(Beginning of Data)

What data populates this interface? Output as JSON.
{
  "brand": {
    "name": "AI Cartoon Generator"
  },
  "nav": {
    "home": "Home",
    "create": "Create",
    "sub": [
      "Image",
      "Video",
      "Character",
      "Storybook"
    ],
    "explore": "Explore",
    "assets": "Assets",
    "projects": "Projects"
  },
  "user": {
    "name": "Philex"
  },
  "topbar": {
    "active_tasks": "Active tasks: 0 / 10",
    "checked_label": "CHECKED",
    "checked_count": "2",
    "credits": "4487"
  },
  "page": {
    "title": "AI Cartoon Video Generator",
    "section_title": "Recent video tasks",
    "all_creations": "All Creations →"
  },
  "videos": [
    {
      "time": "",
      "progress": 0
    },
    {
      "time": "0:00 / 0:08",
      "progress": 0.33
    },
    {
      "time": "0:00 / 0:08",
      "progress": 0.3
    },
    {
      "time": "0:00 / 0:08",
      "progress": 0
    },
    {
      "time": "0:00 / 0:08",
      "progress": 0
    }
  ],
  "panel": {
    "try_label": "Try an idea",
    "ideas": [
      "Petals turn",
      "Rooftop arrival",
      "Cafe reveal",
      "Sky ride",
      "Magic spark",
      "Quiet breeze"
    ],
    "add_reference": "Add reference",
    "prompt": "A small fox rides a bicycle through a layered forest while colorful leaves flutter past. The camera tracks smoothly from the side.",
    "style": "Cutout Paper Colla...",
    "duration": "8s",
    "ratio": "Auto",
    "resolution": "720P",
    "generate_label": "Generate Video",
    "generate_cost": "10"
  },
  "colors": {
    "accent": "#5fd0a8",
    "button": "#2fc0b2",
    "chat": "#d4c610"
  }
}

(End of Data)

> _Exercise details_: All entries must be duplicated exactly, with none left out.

> _Exercise response_:
What data populates this interface? Output as JSON.
{
  "brand": {
    "name": "AI Cartoon Generator"
  },
  "nav": {
    "home": "Home",
    "create": "Create",
    "sub": [
      "Image",
      "Video",
      "Character",
      "Storybook"
    ],
    "explore": "Explore",
    "assets": "Assets",
    "projects": "Projects"
  },
  "user": {
    "name": "Philex"
  },
  "topbar": {
    "active_tasks": "Active tasks: 0 / 10",
    "checked_label": "CHECKED",
    "checked_count": "2",
    "credits": "4487"
  },
  "page": {
    "title": "AI Cartoon Video Generator",
    "section_title": "Recent video tasks",
    "all_creations": "All Creations →"
  },
  "videos": [
    {
      "time": "",
      "progress": 0
    },
    {
      "time": "0:00 / 0:08",
      "progress": 0.33
    },
    {
      "time": "0:00 / 0:08",
      "progress": 0.3
    },
    {
      "time": "0:00 / 0:08",
      "progress": 0
    },
    {
      "time": "0:00 / 0:08",
      "progress": 0
    }
  ],
  "panel": {
    "try_label": "Try an idea",
    "ideas": [
      "Petals turn",
      "Rooftop arrival",
      "Cafe reveal",
      "Sky ride",
      "Magic spark",
      "Quiet breeze"
    ],
    "add_reference": "Add reference",
    "prompt": "A small fox rides a bicycle through a layered forest while colorful leaves flutter past. The camera tracks smoothly from the side.",
    "style": "Cutout Paper Colla...",
    "duration": "8s",
    "ratio": "Auto",
    "resolution": "720P",
    "generate_label": "Generate Video",
    "generate_cost": "10"
  },
  "colors": {
    "accent": "#5fd0a8",
    "button": "#2fc0b2",
    "chat": "#d4c610"
  }
}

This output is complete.